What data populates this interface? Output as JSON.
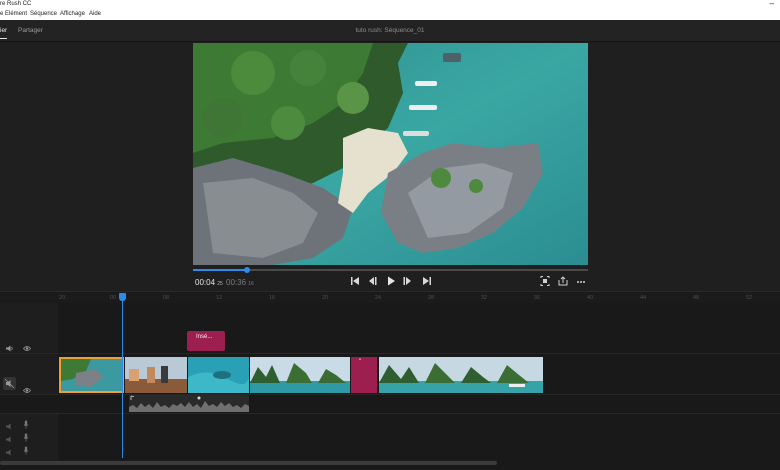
{
  "window": {
    "title": "re Rush CC",
    "minimize_glyph": "–"
  },
  "menu": {
    "items": [
      "Elément",
      "Séquence",
      "Affichage",
      "Aide"
    ],
    "first_partial": "e"
  },
  "header": {
    "tabs": [
      {
        "label": "ier",
        "active": true
      },
      {
        "label": "Partager",
        "active": false
      }
    ],
    "sequence_name": "tuto rush: Séquence_01"
  },
  "monitor": {
    "playback_progress": 0.137,
    "timecode": "00:04",
    "timecode_frames": "25",
    "duration": "00:36",
    "duration_frames": "16",
    "controls": [
      {
        "name": "go-to-start-icon"
      },
      {
        "name": "step-back-icon"
      },
      {
        "name": "play-icon"
      },
      {
        "name": "step-forward-icon"
      },
      {
        "name": "go-to-end-icon"
      },
      {
        "name": "fit-frame-icon"
      },
      {
        "name": "export-frame-icon"
      },
      {
        "name": "more-options-icon"
      }
    ]
  },
  "ruler": {
    "ticks": [
      "20",
      "00",
      "08",
      "12",
      "16",
      "20",
      "24",
      "28",
      "32",
      "36",
      "40",
      "44",
      "48",
      "52"
    ]
  },
  "timeline": {
    "title_clip_label": "Insé...",
    "magenta_clip_label": "\"",
    "playhead_seconds": 4.25,
    "colors": {
      "accent": "#2d8ceb",
      "selection": "#f0a030",
      "title_clip": "#9c1f4f"
    }
  }
}
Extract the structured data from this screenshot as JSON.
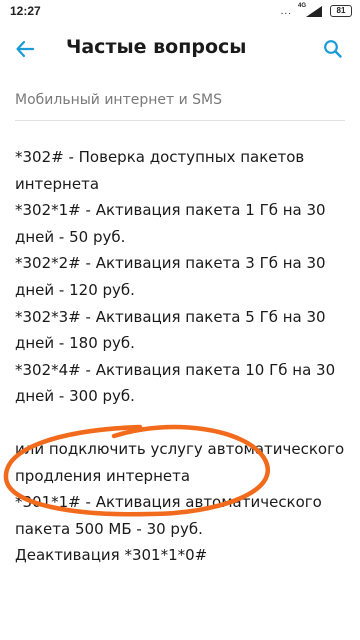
{
  "status_bar": {
    "time": "12:27",
    "dots": "...",
    "network": "4G",
    "battery": "81"
  },
  "header": {
    "title": "Частые вопросы",
    "back_icon": "arrow-left-icon",
    "search_icon": "search-icon",
    "accent_color": "#1a9bd7"
  },
  "section_title": "Мобильный интернет и SMS",
  "faq": {
    "block1": [
      "*302# - Поверка доступных пакетов интернета",
      "*302*1# - Активация пакета 1 Гб на 30 дней - 50 руб.",
      "*302*2# - Активация пакета 3 Гб на 30 дней - 120 руб.",
      "*302*3# - Активация пакета 5 Гб на 30 дней - 180 руб.",
      "*302*4# - Активация пакета 10 Гб на 30 дней - 300 руб."
    ],
    "highlighted": "или подключить услугу автоматического продления интернета",
    "block2": [
      "*301*1# - Активация автоматического пакета 500 МБ - 30 руб.",
      "Деактивация *301*1*0#"
    ],
    "highlight_color": "#f26a1b"
  }
}
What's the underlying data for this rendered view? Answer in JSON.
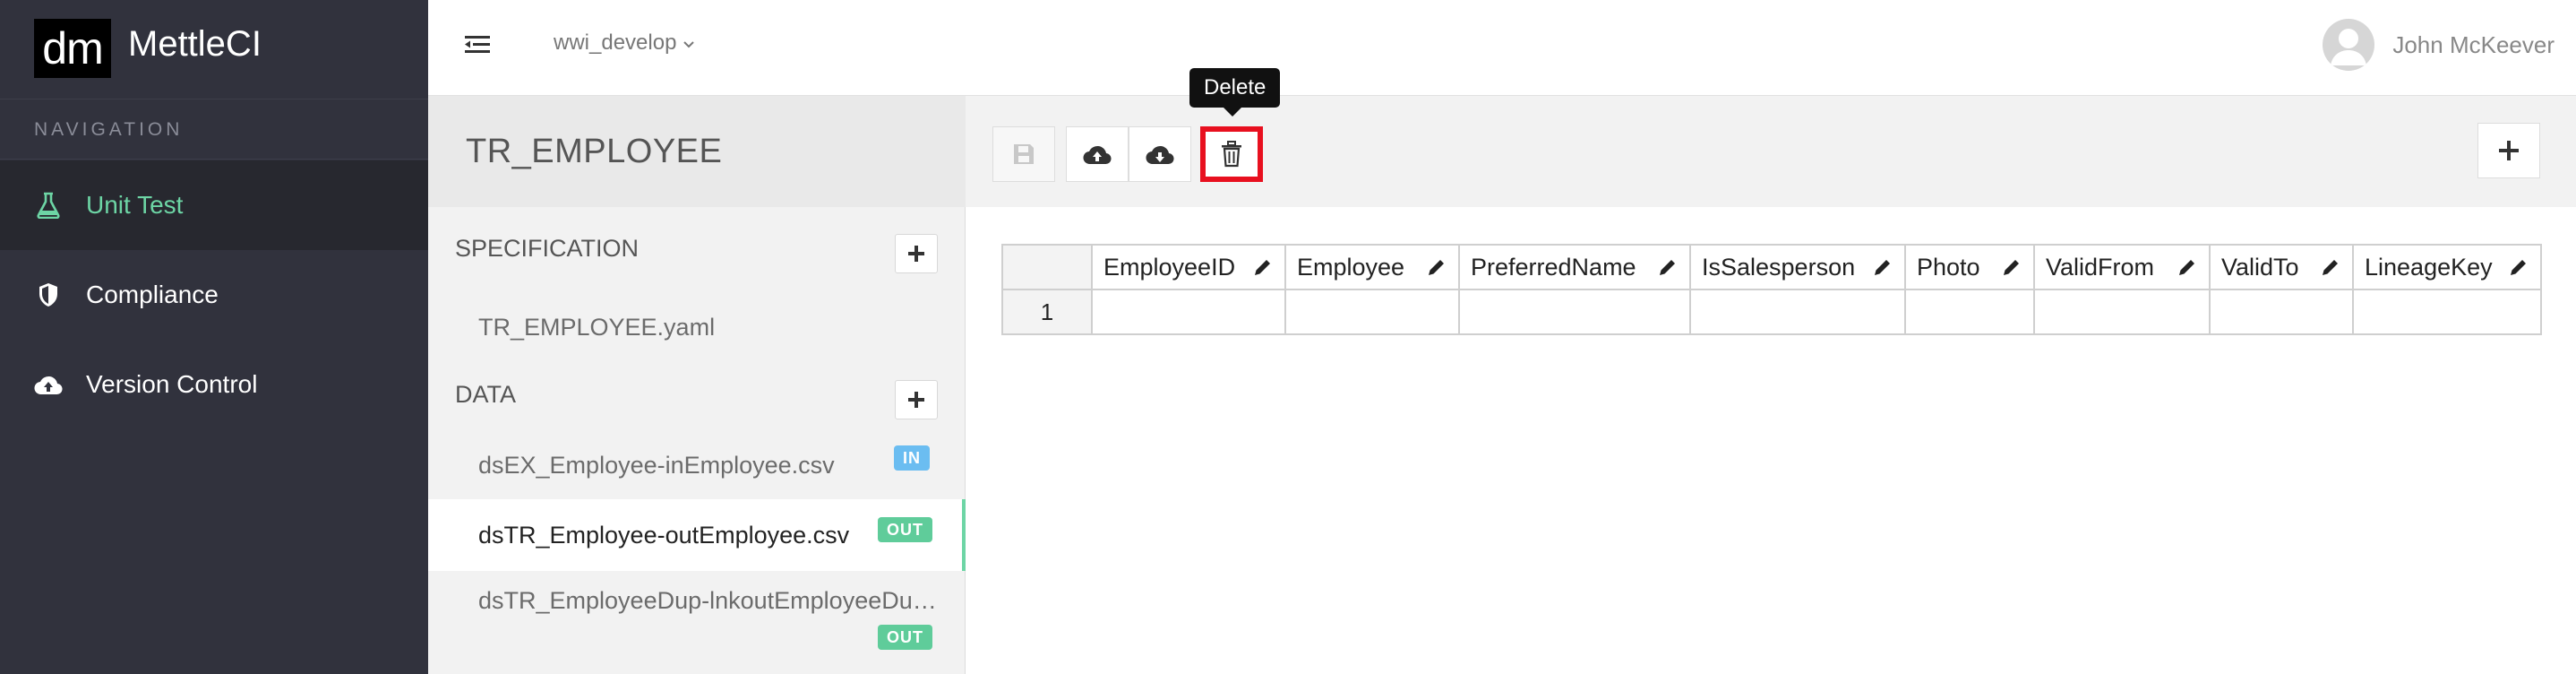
{
  "app": {
    "logo_text": "dm",
    "name": "MettleCI"
  },
  "navigation": {
    "heading": "NAVIGATION",
    "items": [
      {
        "label": "Unit Test",
        "icon": "flask-icon",
        "active": true
      },
      {
        "label": "Compliance",
        "icon": "shield-icon",
        "active": false
      },
      {
        "label": "Version Control",
        "icon": "cloud-upload-icon",
        "active": false
      }
    ]
  },
  "header": {
    "branch": "wwi_develop",
    "user_name": "John McKeever"
  },
  "panel": {
    "title": "TR_EMPLOYEE",
    "specification": {
      "label": "SPECIFICATION",
      "files": [
        "TR_EMPLOYEE.yaml"
      ]
    },
    "data": {
      "label": "DATA",
      "files": [
        {
          "name": "dsEX_Employee-inEmployee.csv",
          "badge": "IN"
        },
        {
          "name": "dsTR_Employee-outEmployee.csv",
          "badge": "OUT"
        },
        {
          "name": "dsTR_EmployeeDup-lnkoutEmployeeDu…",
          "badge": "OUT"
        }
      ]
    }
  },
  "toolbar": {
    "tooltip": "Delete",
    "buttons": [
      "save-icon",
      "cloud-upload-icon",
      "cloud-download-icon",
      "trash-icon"
    ],
    "highlight_color": "#e8101f"
  },
  "grid": {
    "columns": [
      "EmployeeID",
      "Employee",
      "PreferredName",
      "IsSalesperson",
      "Photo",
      "ValidFrom",
      "ValidTo",
      "LineageKey"
    ],
    "rows": [
      {
        "num": "1",
        "cells": [
          "",
          "",
          "",
          "",
          "",
          "",
          "",
          ""
        ]
      }
    ]
  },
  "colors": {
    "sidebar": "#31323d",
    "accent": "#6dd5a5",
    "badge_in": "#6bbdf1",
    "badge_out": "#5fcc9a"
  }
}
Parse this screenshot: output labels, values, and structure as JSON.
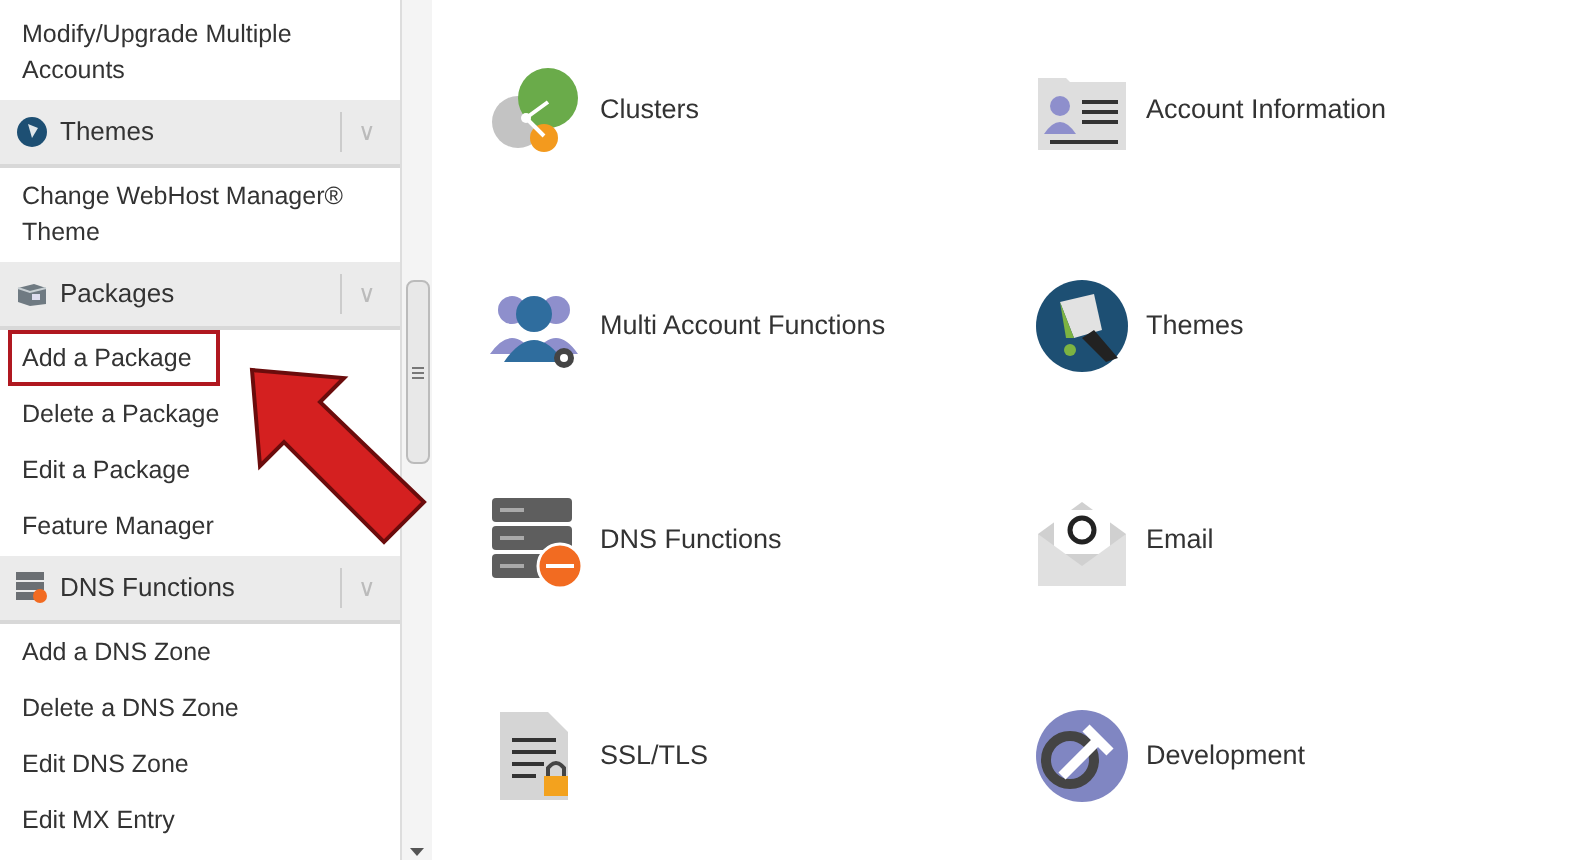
{
  "sidebar": {
    "items": [
      {
        "kind": "link",
        "label": "Modify/Upgrade Multiple Accounts",
        "selected": false
      },
      {
        "kind": "header",
        "label": "Themes",
        "chevron": "∨"
      },
      {
        "kind": "link",
        "label": "Change WebHost Manager® Theme",
        "selected": false
      },
      {
        "kind": "header",
        "label": "Packages",
        "chevron": "∨"
      },
      {
        "kind": "link",
        "label": "Add a Package",
        "selected": true
      },
      {
        "kind": "link",
        "label": "Delete a Package",
        "selected": false
      },
      {
        "kind": "link",
        "label": "Edit a Package",
        "selected": false
      },
      {
        "kind": "link",
        "label": "Feature Manager",
        "selected": false
      },
      {
        "kind": "header",
        "label": "DNS Functions",
        "chevron": "∨"
      },
      {
        "kind": "link",
        "label": "Add a DNS Zone",
        "selected": false
      },
      {
        "kind": "link",
        "label": "Delete a DNS Zone",
        "selected": false
      },
      {
        "kind": "link",
        "label": "Edit DNS Zone",
        "selected": false
      },
      {
        "kind": "link",
        "label": "Edit MX Entry",
        "selected": false
      }
    ]
  },
  "tiles": [
    {
      "kind": "clusters",
      "label": "Clusters"
    },
    {
      "kind": "account",
      "label": "Account Information"
    },
    {
      "kind": "users",
      "label": "Multi Account Functions"
    },
    {
      "kind": "themes",
      "label": "Themes"
    },
    {
      "kind": "dns",
      "label": "DNS Functions"
    },
    {
      "kind": "email",
      "label": "Email"
    },
    {
      "kind": "ssl",
      "label": "SSL/TLS"
    },
    {
      "kind": "development",
      "label": "Development"
    }
  ]
}
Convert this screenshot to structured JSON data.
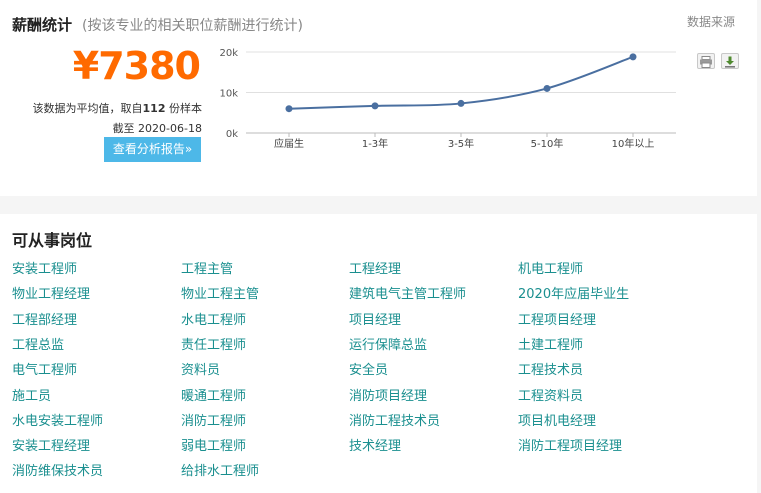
{
  "salary": {
    "title": "薪酬统计",
    "subtitle": "(按该专业的相关职位薪酬进行统计)",
    "source_link": "数据来源",
    "price": "¥7380",
    "note_prefix": "该数据为平均值，取自",
    "sample_count": "112",
    "note_suffix": " 份样本",
    "date_note": "截至 2020-06-18",
    "report_button": "查看分析报告»",
    "print_icon": "printer-icon",
    "download_icon": "download-icon"
  },
  "chart_data": {
    "type": "line",
    "categories": [
      "应届生",
      "1-3年",
      "3-5年",
      "5-10年",
      "10年以上"
    ],
    "values": [
      6000,
      6700,
      7300,
      11000,
      18800
    ],
    "ylim": [
      0,
      20000
    ],
    "yticks": [
      "0k",
      "10k",
      "20k"
    ],
    "ytick_values": [
      0,
      10000,
      20000
    ],
    "grid": true,
    "color": "#4a6fa0"
  },
  "jobs": {
    "title": "可从事岗位",
    "items": [
      "安装工程师",
      "工程主管",
      "工程经理",
      "机电工程师",
      "物业工程经理",
      "物业工程主管",
      "建筑电气主管工程师",
      "2020年应届毕业生",
      "工程部经理",
      "水电工程师",
      "项目经理",
      "工程项目经理",
      "工程总监",
      "责任工程师",
      "运行保障总监",
      "土建工程师",
      "电气工程师",
      "资料员",
      "安全员",
      "工程技术员",
      "施工员",
      "暖通工程师",
      "消防项目经理",
      "工程资料员",
      "水电安装工程师",
      "消防工程师",
      "消防工程技术员",
      "项目机电经理",
      "安装工程经理",
      "弱电工程师",
      "技术经理",
      "消防工程项目经理",
      "消防维保技术员",
      "给排水工程师"
    ]
  }
}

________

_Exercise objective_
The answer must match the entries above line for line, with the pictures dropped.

_Answer for this exercise_
What data populates this interface? Output as JSON.
{
  "window": {
    "title": "re Rush CC",
    "minimize_glyph": "–"
  },
  "menu": {
    "items": [
      "Elément",
      "Séquence",
      "Affichage",
      "Aide"
    ],
    "first_partial": "e"
  },
  "header": {
    "tabs": [
      {
        "label": "ier",
        "active": true
      },
      {
        "label": "Partager",
        "active": false
      }
    ],
    "sequence_name": "tuto rush: Séquence_01"
  },
  "monitor": {
    "playback_progress": 0.137,
    "timecode": "00:04",
    "timecode_frames": "25",
    "duration": "00:36",
    "duration_frames": "16",
    "controls": [
      {
        "name": "go-to-start-icon"
      },
      {
        "name": "step-back-icon"
      },
      {
        "name": "play-icon"
      },
      {
        "name": "step-forward-icon"
      },
      {
        "name": "go-to-end-icon"
      },
      {
        "name": "fit-frame-icon"
      },
      {
        "name": "export-frame-icon"
      },
      {
        "name": "more-options-icon"
      }
    ]
  },
  "ruler": {
    "ticks": [
      "20",
      "00",
      "08",
      "12",
      "16",
      "20",
      "24",
      "28",
      "32",
      "36",
      "40",
      "44",
      "48",
      "52"
    ]
  },
  "timeline": {
    "title_clip_label": "Insé...",
    "magenta_clip_label": "\"",
    "playhead_seconds": 4.25,
    "colors": {
      "accent": "#2d8ceb",
      "selection": "#f0a030",
      "title_clip": "#9c1f4f"
    }
  }
}
Extract the structured data from this screenshot as JSON.
{
  "status_bar": {
    "time": "12:27",
    "dots": "...",
    "network": "4G",
    "battery": "81"
  },
  "header": {
    "title": "Частые вопросы",
    "back_icon": "arrow-left-icon",
    "search_icon": "search-icon",
    "accent_color": "#1a9bd7"
  },
  "section_title": "Мобильный интернет и SMS",
  "faq": {
    "block1": [
      "*302# - Поверка доступных пакетов интернета",
      "*302*1# - Активация пакета 1 Гб на 30 дней - 50 руб.",
      "*302*2# - Активация пакета 3 Гб на 30 дней - 120 руб.",
      "*302*3# - Активация пакета 5 Гб на 30 дней - 180 руб.",
      "*302*4# - Активация пакета 10 Гб на 30 дней - 300 руб."
    ],
    "highlighted": "или подключить услугу автоматического продления интернета",
    "block2": [
      "*301*1# - Активация автоматического пакета 500 МБ - 30 руб.",
      "Деактивация *301*1*0#"
    ],
    "highlight_color": "#f26a1b"
  }
}
What's the underlying data for this rendered view? Answer in JSON.
{
  "app": {
    "logo_text": "dm",
    "name": "MettleCI"
  },
  "navigation": {
    "heading": "NAVIGATION",
    "items": [
      {
        "label": "Unit Test",
        "icon": "flask-icon",
        "active": true
      },
      {
        "label": "Compliance",
        "icon": "shield-icon",
        "active": false
      },
      {
        "label": "Version Control",
        "icon": "cloud-upload-icon",
        "active": false
      }
    ]
  },
  "header": {
    "branch": "wwi_develop",
    "user_name": "John McKeever"
  },
  "panel": {
    "title": "TR_EMPLOYEE",
    "specification": {
      "label": "SPECIFICATION",
      "files": [
        "TR_EMPLOYEE.yaml"
      ]
    },
    "data": {
      "label": "DATA",
      "files": [
        {
          "name": "dsEX_Employee-inEmployee.csv",
          "badge": "IN"
        },
        {
          "name": "dsTR_Employee-outEmployee.csv",
          "badge": "OUT"
        },
        {
          "name": "dsTR_EmployeeDup-lnkoutEmployeeDu…",
          "badge": "OUT"
        }
      ]
    }
  },
  "toolbar": {
    "tooltip": "Delete",
    "buttons": [
      "save-icon",
      "cloud-upload-icon",
      "cloud-download-icon",
      "trash-icon"
    ],
    "highlight_color": "#e8101f"
  },
  "grid": {
    "columns": [
      "EmployeeID",
      "Employee",
      "PreferredName",
      "IsSalesperson",
      "Photo",
      "ValidFrom",
      "ValidTo",
      "LineageKey"
    ],
    "rows": [
      {
        "num": "1",
        "cells": [
          "",
          "",
          "",
          "",
          "",
          "",
          "",
          ""
        ]
      }
    ]
  },
  "colors": {
    "sidebar": "#31323d",
    "accent": "#6dd5a5",
    "badge_in": "#6bbdf1",
    "badge_out": "#5fcc9a"
  }
}
Parse this screenshot: output labels, values, and structure as JSON.
{
  "sidebar": {
    "items": [
      {
        "kind": "link",
        "label": "Modify/Upgrade Multiple Accounts",
        "selected": false
      },
      {
        "kind": "header",
        "label": "Themes",
        "chevron": "∨"
      },
      {
        "kind": "link",
        "label": "Change WebHost Manager® Theme",
        "selected": false
      },
      {
        "kind": "header",
        "label": "Packages",
        "chevron": "∨"
      },
      {
        "kind": "link",
        "label": "Add a Package",
        "selected": true
      },
      {
        "kind": "link",
        "label": "Delete a Package",
        "selected": false
      },
      {
        "kind": "link",
        "label": "Edit a Package",
        "selected": false
      },
      {
        "kind": "link",
        "label": "Feature Manager",
        "selected": false
      },
      {
        "kind": "header",
        "label": "DNS Functions",
        "chevron": "∨"
      },
      {
        "kind": "link",
        "label": "Add a DNS Zone",
        "selected": false
      },
      {
        "kind": "link",
        "label": "Delete a DNS Zone",
        "selected": false
      },
      {
        "kind": "link",
        "label": "Edit DNS Zone",
        "selected": false
      },
      {
        "kind": "link",
        "label": "Edit MX Entry",
        "selected": false
      }
    ]
  },
  "tiles": [
    {
      "kind": "clusters",
      "label": "Clusters"
    },
    {
      "kind": "account",
      "label": "Account Information"
    },
    {
      "kind": "users",
      "label": "Multi Account Functions"
    },
    {
      "kind": "themes",
      "label": "Themes"
    },
    {
      "kind": "dns",
      "label": "DNS Functions"
    },
    {
      "kind": "email",
      "label": "Email"
    },
    {
      "kind": "ssl",
      "label": "SSL/TLS"
    },
    {
      "kind": "development",
      "label": "Development"
    }
  ]
}
Convert this screenshot to structured JSON data.
{
  "salary": {
    "title": "薪酬统计",
    "subtitle": "(按该专业的相关职位薪酬进行统计)",
    "source_link": "数据来源",
    "price": "¥7380",
    "note_prefix": "该数据为平均值，取自",
    "sample_count": "112",
    "note_suffix": " 份样本",
    "date_note": "截至 2020-06-18",
    "report_button": "查看分析报告»",
    "print_icon": "printer-icon",
    "download_icon": "download-icon"
  },
  "chart_data": {
    "type": "line",
    "categories": [
      "应届生",
      "1-3年",
      "3-5年",
      "5-10年",
      "10年以上"
    ],
    "values": [
      6000,
      6700,
      7300,
      11000,
      18800
    ],
    "ylim": [
      0,
      20000
    ],
    "yticks": [
      "0k",
      "10k",
      "20k"
    ],
    "ytick_values": [
      0,
      10000,
      20000
    ],
    "grid": true,
    "color": "#4a6fa0"
  },
  "jobs": {
    "title": "可从事岗位",
    "items": [
      "安装工程师",
      "工程主管",
      "工程经理",
      "机电工程师",
      "物业工程经理",
      "物业工程主管",
      "建筑电气主管工程师",
      "2020年应届毕业生",
      "工程部经理",
      "水电工程师",
      "项目经理",
      "工程项目经理",
      "工程总监",
      "责任工程师",
      "运行保障总监",
      "土建工程师",
      "电气工程师",
      "资料员",
      "安全员",
      "工程技术员",
      "施工员",
      "暖通工程师",
      "消防项目经理",
      "工程资料员",
      "水电安装工程师",
      "消防工程师",
      "消防工程技术员",
      "项目机电经理",
      "安装工程经理",
      "弱电工程师",
      "技术经理",
      "消防工程项目经理",
      "消防维保技术员",
      "给排水工程师"
    ]
  }
}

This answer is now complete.